Start of DATASET RECORDS

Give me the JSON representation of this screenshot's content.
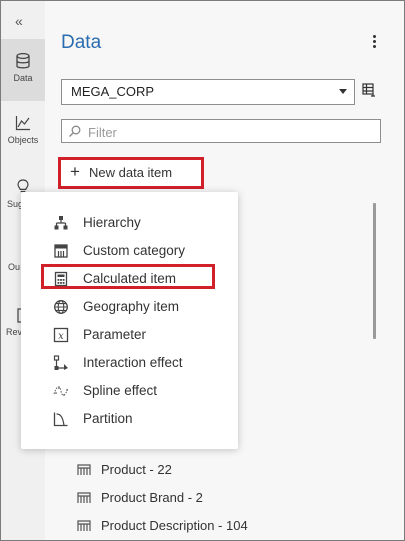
{
  "rail": {
    "collapse_glyph": "«",
    "items": [
      {
        "label": "Data",
        "icon": "database-icon",
        "active": true
      },
      {
        "label": "Objects",
        "icon": "line-chart-icon",
        "active": false
      },
      {
        "label": "Sug",
        "icon": "lightbulb-icon",
        "active": false
      },
      {
        "label": "Ou",
        "icon": "outline-icon",
        "active": false
      },
      {
        "label": "Rev",
        "icon": "report-icon",
        "active": false
      }
    ]
  },
  "panel": {
    "title": "Data",
    "data_source": "MEGA_CORP",
    "filter_placeholder": "Filter",
    "new_data_item_label": "New data item"
  },
  "menu": {
    "items": [
      {
        "label": "Hierarchy",
        "icon": "hierarchy-icon"
      },
      {
        "label": "Custom category",
        "icon": "custom-category-icon"
      },
      {
        "label": "Calculated item",
        "icon": "calculator-icon",
        "highlighted": true
      },
      {
        "label": "Geography item",
        "icon": "globe-icon"
      },
      {
        "label": "Parameter",
        "icon": "parameter-icon"
      },
      {
        "label": "Interaction effect",
        "icon": "interaction-effect-icon"
      },
      {
        "label": "Spline effect",
        "icon": "spline-effect-icon"
      },
      {
        "label": "Partition",
        "icon": "partition-icon"
      }
    ]
  },
  "data_items": [
    {
      "label": "Product - 22",
      "icon": "category-icon"
    },
    {
      "label": "Product Brand - 2",
      "icon": "category-icon"
    },
    {
      "label": "Product Description - 104",
      "icon": "category-icon"
    }
  ],
  "colors": {
    "accent": "#2a6cb0",
    "highlight_border": "#d0202a"
  }
}
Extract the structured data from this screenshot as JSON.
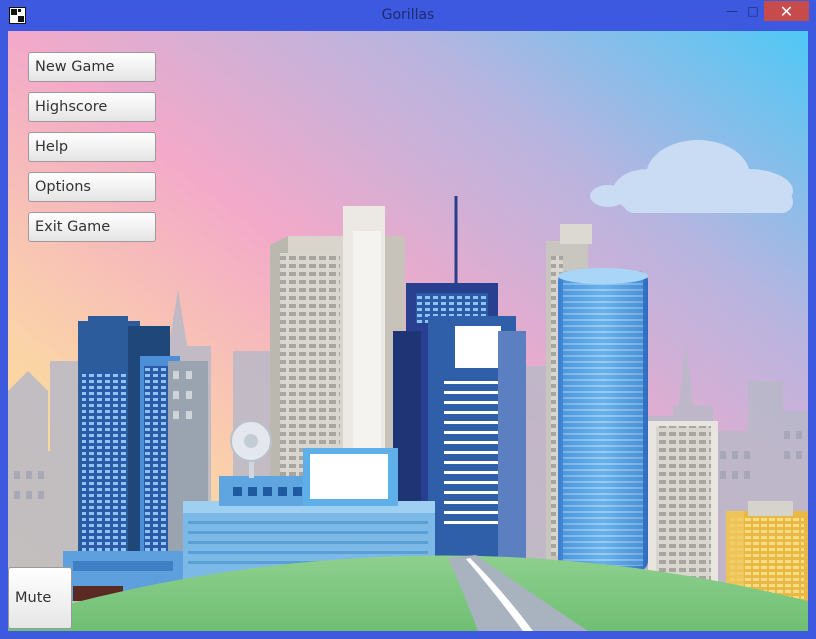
{
  "window": {
    "title": "Gorillas",
    "minimize_glyph": "—",
    "maximize_glyph": "□",
    "close_glyph": "✕",
    "accent": "#3c59df",
    "close_color": "#c74b4b"
  },
  "menu": {
    "new_game": "New Game",
    "highscore": "Highscore",
    "help": "Help",
    "options": "Options",
    "exit_game": "Exit Game"
  },
  "footer": {
    "mute": "Mute"
  },
  "scene": {
    "icons": [
      "city-skyline",
      "cloud",
      "satellite-dish",
      "hill",
      "road"
    ]
  }
}
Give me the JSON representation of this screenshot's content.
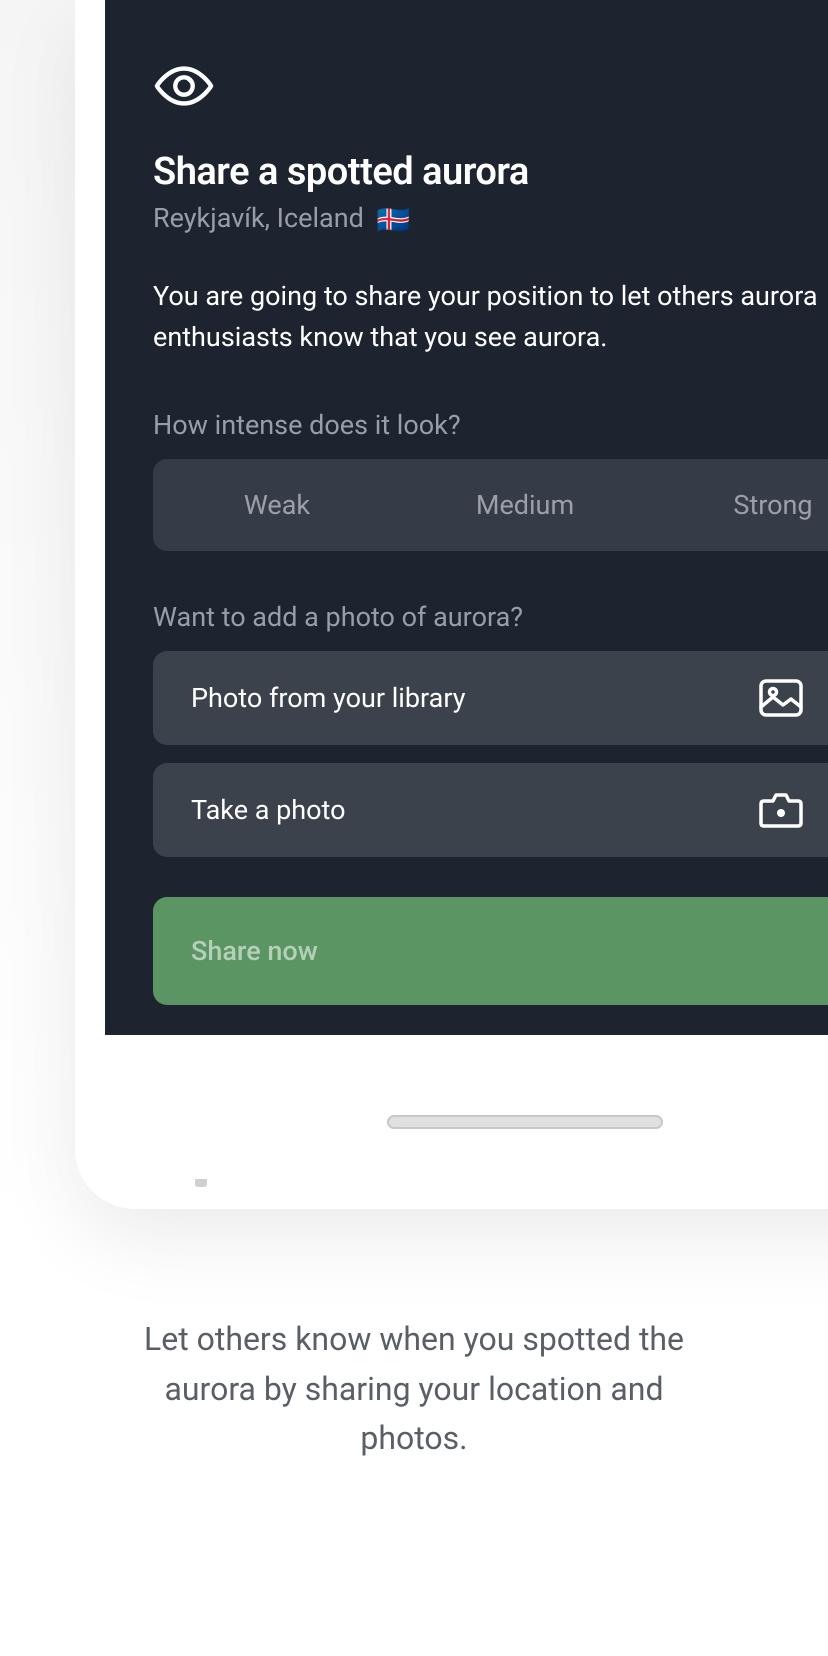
{
  "modal": {
    "title": "Share a spotted aurora",
    "location": "Reykjavík, Iceland",
    "flag": "🇮🇸",
    "description": "You are going to share your position to let others aurora enthusiasts know that you see aurora.",
    "intensity_label": "How intense does it look?",
    "intensity_options": [
      "Weak",
      "Medium",
      "Strong"
    ],
    "photo_label": "Want to add a photo of aurora?",
    "photo_buttons": [
      {
        "label": "Photo from your library"
      },
      {
        "label": "Take a photo"
      }
    ],
    "share_label": "Share now"
  },
  "caption": "Let others know when you spotted the aurora by sharing your location and photos."
}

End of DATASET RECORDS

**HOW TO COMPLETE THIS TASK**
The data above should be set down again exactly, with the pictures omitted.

**RESULT OF THIS TASK**
Give me the JSON representation of this screenshot's content.
{
  "rail": {
    "collapse_glyph": "«",
    "items": [
      {
        "label": "Data",
        "icon": "database-icon",
        "active": true
      },
      {
        "label": "Objects",
        "icon": "line-chart-icon",
        "active": false
      },
      {
        "label": "Sug",
        "icon": "lightbulb-icon",
        "active": false
      },
      {
        "label": "Ou",
        "icon": "outline-icon",
        "active": false
      },
      {
        "label": "Rev",
        "icon": "report-icon",
        "active": false
      }
    ]
  },
  "panel": {
    "title": "Data",
    "data_source": "MEGA_CORP",
    "filter_placeholder": "Filter",
    "new_data_item_label": "New data item"
  },
  "menu": {
    "items": [
      {
        "label": "Hierarchy",
        "icon": "hierarchy-icon"
      },
      {
        "label": "Custom category",
        "icon": "custom-category-icon"
      },
      {
        "label": "Calculated item",
        "icon": "calculator-icon",
        "highlighted": true
      },
      {
        "label": "Geography item",
        "icon": "globe-icon"
      },
      {
        "label": "Parameter",
        "icon": "parameter-icon"
      },
      {
        "label": "Interaction effect",
        "icon": "interaction-effect-icon"
      },
      {
        "label": "Spline effect",
        "icon": "spline-effect-icon"
      },
      {
        "label": "Partition",
        "icon": "partition-icon"
      }
    ]
  },
  "data_items": [
    {
      "label": "Product - 22",
      "icon": "category-icon"
    },
    {
      "label": "Product Brand - 2",
      "icon": "category-icon"
    },
    {
      "label": "Product Description - 104",
      "icon": "category-icon"
    }
  ],
  "colors": {
    "accent": "#2a6cb0",
    "highlight_border": "#d0202a"
  }
}
Extract the structured data from this screenshot as JSON.
{
  "window": {
    "title": "Gorillas",
    "minimize_glyph": "—",
    "maximize_glyph": "□",
    "close_glyph": "✕",
    "accent": "#3c59df",
    "close_color": "#c74b4b"
  },
  "menu": {
    "new_game": "New Game",
    "highscore": "Highscore",
    "help": "Help",
    "options": "Options",
    "exit_game": "Exit Game"
  },
  "footer": {
    "mute": "Mute"
  },
  "scene": {
    "icons": [
      "city-skyline",
      "cloud",
      "satellite-dish",
      "hill",
      "road"
    ]
  }
}
Give me the JSON representation of this screenshot's content.
{
  "modal": {
    "title": "Share a spotted aurora",
    "location": "Reykjavík, Iceland",
    "flag": "🇮🇸",
    "description": "You are going to share your position to let others aurora enthusiasts know that you see aurora.",
    "intensity_label": "How intense does it look?",
    "intensity_options": [
      "Weak",
      "Medium",
      "Strong"
    ],
    "photo_label": "Want to add a photo of aurora?",
    "photo_buttons": [
      {
        "label": "Photo from your library"
      },
      {
        "label": "Take a photo"
      }
    ],
    "share_label": "Share now"
  },
  "caption": "Let others know when you spotted the aurora by sharing your location and photos."
}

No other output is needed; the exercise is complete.